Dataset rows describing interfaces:
↓
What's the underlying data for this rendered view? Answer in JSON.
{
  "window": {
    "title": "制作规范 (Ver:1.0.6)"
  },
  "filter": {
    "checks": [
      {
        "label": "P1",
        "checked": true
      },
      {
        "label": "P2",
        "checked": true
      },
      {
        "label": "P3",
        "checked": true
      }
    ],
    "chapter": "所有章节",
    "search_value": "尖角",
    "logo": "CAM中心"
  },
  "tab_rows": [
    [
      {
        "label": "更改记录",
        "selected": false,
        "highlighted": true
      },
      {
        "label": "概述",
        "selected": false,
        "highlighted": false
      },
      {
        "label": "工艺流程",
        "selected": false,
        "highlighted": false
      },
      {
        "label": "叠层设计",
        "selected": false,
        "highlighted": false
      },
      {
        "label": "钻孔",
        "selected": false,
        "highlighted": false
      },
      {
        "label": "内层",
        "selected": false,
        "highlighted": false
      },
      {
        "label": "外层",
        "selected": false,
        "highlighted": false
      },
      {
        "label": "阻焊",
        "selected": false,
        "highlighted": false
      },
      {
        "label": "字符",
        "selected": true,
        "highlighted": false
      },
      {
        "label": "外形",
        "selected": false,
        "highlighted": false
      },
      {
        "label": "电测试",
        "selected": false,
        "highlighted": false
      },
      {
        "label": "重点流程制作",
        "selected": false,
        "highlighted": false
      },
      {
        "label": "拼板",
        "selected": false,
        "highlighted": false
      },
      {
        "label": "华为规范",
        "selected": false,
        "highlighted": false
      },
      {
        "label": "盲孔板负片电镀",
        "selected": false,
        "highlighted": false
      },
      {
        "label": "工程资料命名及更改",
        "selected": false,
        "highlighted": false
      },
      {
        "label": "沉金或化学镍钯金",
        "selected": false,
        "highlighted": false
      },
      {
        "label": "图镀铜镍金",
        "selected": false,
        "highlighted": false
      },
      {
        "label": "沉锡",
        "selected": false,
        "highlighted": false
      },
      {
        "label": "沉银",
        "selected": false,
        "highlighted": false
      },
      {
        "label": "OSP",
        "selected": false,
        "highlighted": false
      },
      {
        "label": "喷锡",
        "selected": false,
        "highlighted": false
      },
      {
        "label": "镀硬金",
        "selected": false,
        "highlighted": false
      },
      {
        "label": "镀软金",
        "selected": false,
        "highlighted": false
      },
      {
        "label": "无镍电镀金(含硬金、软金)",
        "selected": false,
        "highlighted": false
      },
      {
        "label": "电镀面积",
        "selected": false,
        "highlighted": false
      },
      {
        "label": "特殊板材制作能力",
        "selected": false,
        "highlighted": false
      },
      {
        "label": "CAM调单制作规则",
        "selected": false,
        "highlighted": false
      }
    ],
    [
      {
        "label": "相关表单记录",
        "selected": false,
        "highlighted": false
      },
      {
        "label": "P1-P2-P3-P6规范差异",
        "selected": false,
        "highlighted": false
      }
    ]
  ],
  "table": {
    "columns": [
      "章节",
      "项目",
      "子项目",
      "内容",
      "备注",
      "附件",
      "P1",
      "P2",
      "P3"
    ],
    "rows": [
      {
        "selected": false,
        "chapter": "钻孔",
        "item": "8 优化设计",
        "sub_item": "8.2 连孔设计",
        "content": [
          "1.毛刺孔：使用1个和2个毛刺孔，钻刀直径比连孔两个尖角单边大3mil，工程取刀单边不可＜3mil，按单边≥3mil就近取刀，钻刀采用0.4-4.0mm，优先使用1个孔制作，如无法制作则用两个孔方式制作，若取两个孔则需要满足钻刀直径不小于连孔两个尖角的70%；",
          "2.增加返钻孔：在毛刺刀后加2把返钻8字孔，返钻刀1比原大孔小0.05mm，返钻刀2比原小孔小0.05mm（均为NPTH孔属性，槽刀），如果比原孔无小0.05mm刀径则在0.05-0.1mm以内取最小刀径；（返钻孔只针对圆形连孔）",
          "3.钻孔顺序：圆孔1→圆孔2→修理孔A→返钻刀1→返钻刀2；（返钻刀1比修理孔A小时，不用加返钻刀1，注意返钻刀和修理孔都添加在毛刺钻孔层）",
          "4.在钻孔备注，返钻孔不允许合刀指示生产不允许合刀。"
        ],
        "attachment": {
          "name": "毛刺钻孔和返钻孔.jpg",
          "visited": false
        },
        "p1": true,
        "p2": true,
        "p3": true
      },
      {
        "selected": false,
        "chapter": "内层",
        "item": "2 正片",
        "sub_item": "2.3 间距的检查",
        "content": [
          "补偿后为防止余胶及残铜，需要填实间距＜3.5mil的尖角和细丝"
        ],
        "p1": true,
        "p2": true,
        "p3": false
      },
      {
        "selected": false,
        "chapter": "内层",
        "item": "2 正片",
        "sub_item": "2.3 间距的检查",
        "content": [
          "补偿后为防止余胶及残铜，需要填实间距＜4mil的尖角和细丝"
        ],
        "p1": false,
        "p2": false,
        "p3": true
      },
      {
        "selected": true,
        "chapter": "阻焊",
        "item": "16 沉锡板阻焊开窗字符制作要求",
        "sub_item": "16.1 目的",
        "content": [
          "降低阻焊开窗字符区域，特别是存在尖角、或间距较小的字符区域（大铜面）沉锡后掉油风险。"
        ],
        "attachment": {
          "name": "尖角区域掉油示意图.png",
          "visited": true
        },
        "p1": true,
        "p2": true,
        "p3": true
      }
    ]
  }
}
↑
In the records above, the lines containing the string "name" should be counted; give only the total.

# Output
2